|Ph.D Student||Moran Yedid|
|Subject||Theories of Muscle Contraction: The Dependence of Cross-|
Bridge Kinetic Rates on the Filament Sliding
|Department||Department of Biomedical Engineering||Supervisor||Professor Landesberg Amir|
|Full Thesis text|
Explanations for the basic skeletal and cardiac muscle characteristics, such as the force-velocity relation, the Fenn effect and the high contractile efficiency, are still controversial. These properties are dominated by the actomyosin cross-bridge (XB) dynamics. Numerous models have been suggested to describe XB dynamics and its dependence on the mechanical loading conditions.
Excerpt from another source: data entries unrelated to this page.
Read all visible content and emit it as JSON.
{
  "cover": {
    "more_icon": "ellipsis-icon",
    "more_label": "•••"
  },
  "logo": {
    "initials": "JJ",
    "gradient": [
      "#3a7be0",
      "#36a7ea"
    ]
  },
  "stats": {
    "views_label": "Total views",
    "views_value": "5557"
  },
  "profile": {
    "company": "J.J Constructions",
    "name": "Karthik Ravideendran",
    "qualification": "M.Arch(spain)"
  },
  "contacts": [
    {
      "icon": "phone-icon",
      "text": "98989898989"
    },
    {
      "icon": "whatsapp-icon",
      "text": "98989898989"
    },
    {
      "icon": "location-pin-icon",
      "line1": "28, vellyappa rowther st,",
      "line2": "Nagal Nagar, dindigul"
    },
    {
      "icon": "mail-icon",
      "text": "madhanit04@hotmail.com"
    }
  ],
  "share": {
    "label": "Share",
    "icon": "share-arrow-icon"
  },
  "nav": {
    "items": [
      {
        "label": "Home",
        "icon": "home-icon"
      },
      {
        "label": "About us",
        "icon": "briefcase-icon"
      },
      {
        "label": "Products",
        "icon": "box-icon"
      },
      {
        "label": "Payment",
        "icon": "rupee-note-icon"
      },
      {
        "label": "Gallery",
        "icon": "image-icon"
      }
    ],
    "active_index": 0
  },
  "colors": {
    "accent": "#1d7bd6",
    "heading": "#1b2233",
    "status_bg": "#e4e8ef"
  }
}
These studies suggest that XB dynamics depends on displacement, load or velocity. Theories of displacement-dependent XB kinetics stem from Huxley's classic theory of muscle contraction. Load-dependent motor kinetics is based on recent single molecule studies. However, there is a gap between our knowledge at the single-molecule level and the sarcomere level on both XB-dynamics and energetics aspects. We suggest, in the framework of the functional sarcomere, that XB kinetic rates are simple functions of filament sliding velocity (V). The velocity-dependent kinetics provides analytical expressions for the Hill's force-velocity relationship, and the observed relationships between energy consumption and generated work.
The study scrutinizes the three putative theories by testing the effects of shortening and lengthening on the generated force and stiffness. Trabeculae were isolated from rat right ventricles. Sarcomere length was measured by laser diffraction. Changes in the number of strong XBs (NXB) were evaluated by measuring the dynamic stiffness. Ramp stretches and releases at different velocities and onset times were imposed over isometric sarcomere contractions.
Stretches yielded parallel increases in force and stiffness at all stretch velocities. This observation is incongruent with a displacement dependent kinetics. The force per XB during stretch was constant, independent of the velocity, and equal to the isometric force per XB, with a load dependent kinetics.
The stiffness difference between ramp perturbations and isometric regime, normalized by the instantaneous isometric stiffness, (DK) was a linear function of velocity and ramp duration; Moreover, DK was independent of ramp onset time. DK development rate depended linearly on the lengthening velocity, with a slope of 6.73?0.98?m-1. During shortening, the DK decline rate depended linearly on the shortening velocity, with an identical slope of -6.70?1.43?m-1. The symmetrical dependence of DK change rate on the V, for both stretches and releases, is explained only by the velocity-dependent hypothesis, a mechanism that also explains the muscle high contractile efficiency.
The obtained body of evidence strongly supports the hypothesis that XB weakening rate is a linear function of V.